Although the hero of "Bomarzo" is some 450 years old, the story he offers us is one, relatively speaking, of his youth, in the Renaissance as the hunchbacked Prince Pier Francesco Orsini, Duke of Bomarzo, who, having sustained a long, heroic and sometimes successful battle against impotence through two marriages, fought without distinction in the battle of Lepanto. The tone of the novel recalls Italo Svevo's "Confessions of Zeno." Mujica-Lainez shares Svevo's candidly endearing irony, and like Zeno, Bomarzo is able to bring to bear on his complexed Renaissance life the lessons of psychoanalysis that he has learnt, centuries later, in Buenos Aires. (p. 40)
The Freudian lessons acquired in Buenos Aires are not lost: the hero has killed his father in order to become him—to become the Duke of Bomarzo—but his life is tormented by the guilt his action has inspired. The fantasy of the hero's remarkable age is indeed a useful device to combine a contemporary account of a Renaissance life with the improving perspectives of a 20th-century education in psychoanalysis. Bomarzo is even aware, in retrospect, that the erect swords flourished at his wedding ceremony were boldly flamboyant, though useless, phallic symbols.
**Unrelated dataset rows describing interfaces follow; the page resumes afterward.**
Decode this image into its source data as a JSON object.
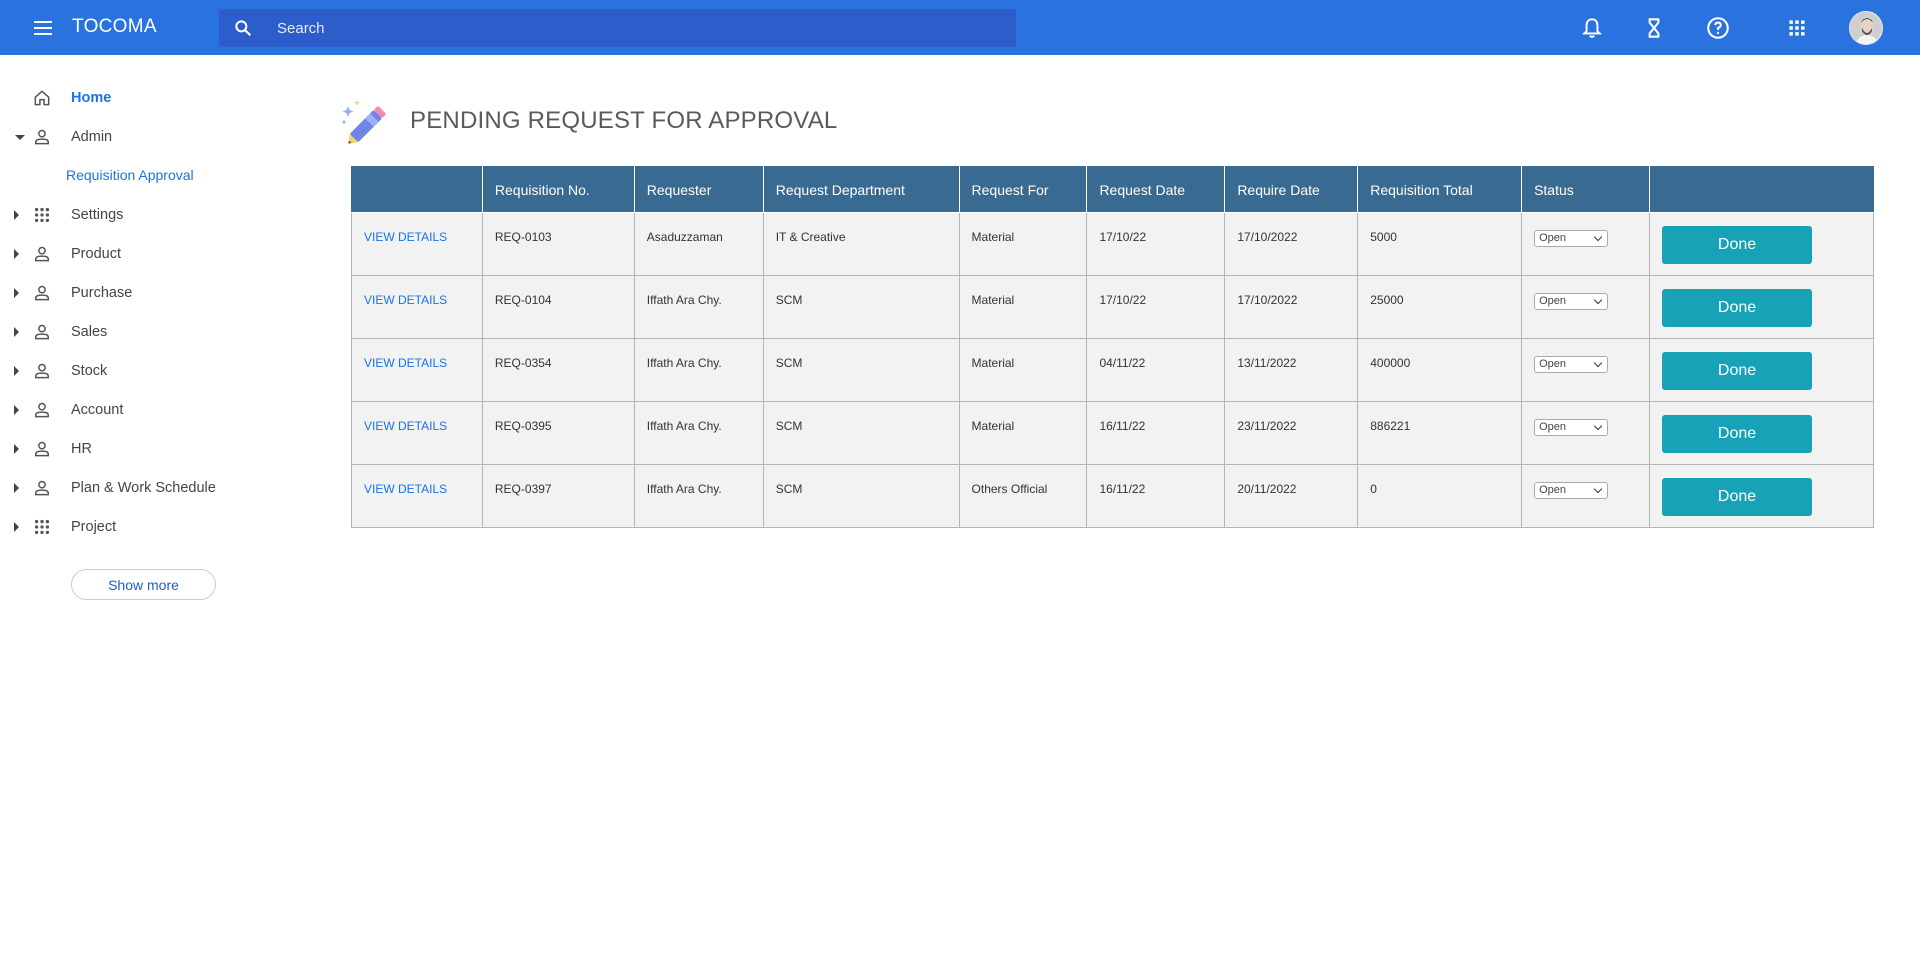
{
  "app": {
    "title": "TOCOMA"
  },
  "search": {
    "placeholder": "Search"
  },
  "colors": {
    "topbar": "#2a72dd",
    "search_bg": "#2d5ccb",
    "table_header": "#386a92",
    "done_button": "#17a2b8",
    "link": "#1a73e8"
  },
  "topbar_icons": [
    "notifications-icon",
    "hourglass-icon",
    "help-icon",
    "apps-grid-icon",
    "user-avatar"
  ],
  "sidebar": {
    "items": [
      {
        "label": "Home",
        "icon": "home-icon",
        "active": true
      },
      {
        "label": "Admin",
        "icon": "person-icon",
        "expanded": true
      },
      {
        "label": "Settings",
        "icon": "grid-icon"
      },
      {
        "label": "Product",
        "icon": "person-icon"
      },
      {
        "label": "Purchase",
        "icon": "person-icon"
      },
      {
        "label": "Sales",
        "icon": "person-icon"
      },
      {
        "label": "Stock",
        "icon": "person-icon"
      },
      {
        "label": "Account",
        "icon": "person-icon"
      },
      {
        "label": "HR",
        "icon": "person-icon"
      },
      {
        "label": "Plan & Work Schedule",
        "icon": "person-icon"
      },
      {
        "label": "Project",
        "icon": "grid-icon"
      }
    ],
    "sub_item": "Requisition Approval",
    "show_more": "Show more"
  },
  "page": {
    "title": "PENDING REQUEST FOR APPROVAL",
    "icon": "pencil-sparkle-icon"
  },
  "table": {
    "headers": [
      "",
      "Requisition No.",
      "Requester",
      "Request Department",
      "Request For",
      "Request Date",
      "Require Date",
      "Requisition Total",
      "Status",
      ""
    ],
    "rows": [
      {
        "link": "VIEW DETAILS",
        "req_no": "REQ-0103",
        "requester": "Asaduzzaman",
        "department": "IT & Creative",
        "request_for": "Material",
        "request_date": "17/10/22",
        "require_date": "17/10/2022",
        "total": "5000",
        "status": "Open",
        "action": "Done"
      },
      {
        "link": "VIEW DETAILS",
        "req_no": "REQ-0104",
        "requester": "Iffath Ara Chy.",
        "department": "SCM",
        "request_for": "Material",
        "request_date": "17/10/22",
        "require_date": "17/10/2022",
        "total": "25000",
        "status": "Open",
        "action": "Done"
      },
      {
        "link": "VIEW DETAILS",
        "req_no": "REQ-0354",
        "requester": "Iffath Ara Chy.",
        "department": "SCM",
        "request_for": "Material",
        "request_date": "04/11/22",
        "require_date": "13/11/2022",
        "total": "400000",
        "status": "Open",
        "action": "Done"
      },
      {
        "link": "VIEW DETAILS",
        "req_no": "REQ-0395",
        "requester": "Iffath Ara Chy.",
        "department": "SCM",
        "request_for": "Material",
        "request_date": "16/11/22",
        "require_date": "23/11/2022",
        "total": "886221",
        "status": "Open",
        "action": "Done"
      },
      {
        "link": "VIEW DETAILS",
        "req_no": "REQ-0397",
        "requester": "Iffath Ara Chy.",
        "department": "SCM",
        "request_for": "Others Official",
        "request_date": "16/11/22",
        "require_date": "20/11/2022",
        "total": "0",
        "status": "Open",
        "action": "Done"
      }
    ]
  }
}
"Bomarzo" has been a best seller in Argentina, and it has earned extravagant praise from perhaps the finest Latin American writer, Jorge Luis Borges. It is as easy to speculate on its appeal as it is to imagine the sour reception it will have from many quarters. Is it not impudent, after all, that a writer from an underdeveloped country should be engaged in a reconstruction of the Italian Renaissance aristocracy instead of tackling the problems of his own people? Those who entertain such reactions should remember that Buenos Aires is a wholly cosmopolitan city, in which the Italian Renaissance is as real to many of its vast proportion of immigrants as the poetry of the pampas and the gauchos.
The novel is, nevertheless, perhaps objectionable on other grounds, for it flaunts the ingredients of a best seller too obviously. Like many best sellers, it presents an irresistibly for-bidden exotic world of princes, palaces and jewels. The reader is flattered into sharing the impressive confidence of the narrator's friends: Catherine of Medici, the innumerable Orsinis, Benvenuto Cellini, Michelangelo Buonarroti, lascivious popes, scheming cardinals, and the Emperor Charles himself. Spiced with a story of sexual impotence conveyed with careful suspense (will he make it on the wedding night or not?) and the decadent elegance of the narrator's palaces, what more could a reader of popular fiction ask?
"Bomarzo" is a skillful novel. It has been rendered into English by the most talented of all translators of Latin-American fiction, Gregory Rabassa. But among a generation of Latin-American writers of such vigorous linguistic and imaginative talent as Alejo Carpentier, Julio Cortázar, Gabriel García Márquez, Mario Vargas Llosa, and Guillermo Cabrera Infante, to name but a few, Mujica Lainez's achievement is indeed a slender one. In the 19th century, under the Romantic aura of elegant historical novels, it would have passed. Indeed, the names dropped (cultural name-dropping is a notorious Argentinian literary habit) have a distinct 19th-century flavor about them: the novelist's heroes are Victor Hugo and Gérald de Nerval, two poets who greatly influenced Latin America's most self-consciously and objectionably exquisite literary school—the modernist movement that flourished in the 1890's. In many ways "Bomarzo" is a modernist novel 80 years late.
In fairness, we may perhaps ask ourselves what it is that allows us to accept a given type of writing if we know it was written at a particular time in the past when we reject it if it is deployed by a writer now…. The sometimes humorous fantasy involved in Bomarzo's great age and the modern perspective that his psychoanalytical bent brings to bear on his subject are lost in nearly 600 pages of sublimely anachronistic narrative. The fact that Svevo is a contemporary of Zeno's makes "The Confessions of Zeno" an incomparably more vigorous novel. The same is true of Lampedusa's "The Leopard." The difference between them is the difference between women's magazine history and literature. (pp. 40-1)
David Gallagher, "Hunchback Methuselah from the Renaissance," in The New York Times Book Review, January 11, 1970, pp. 40-1.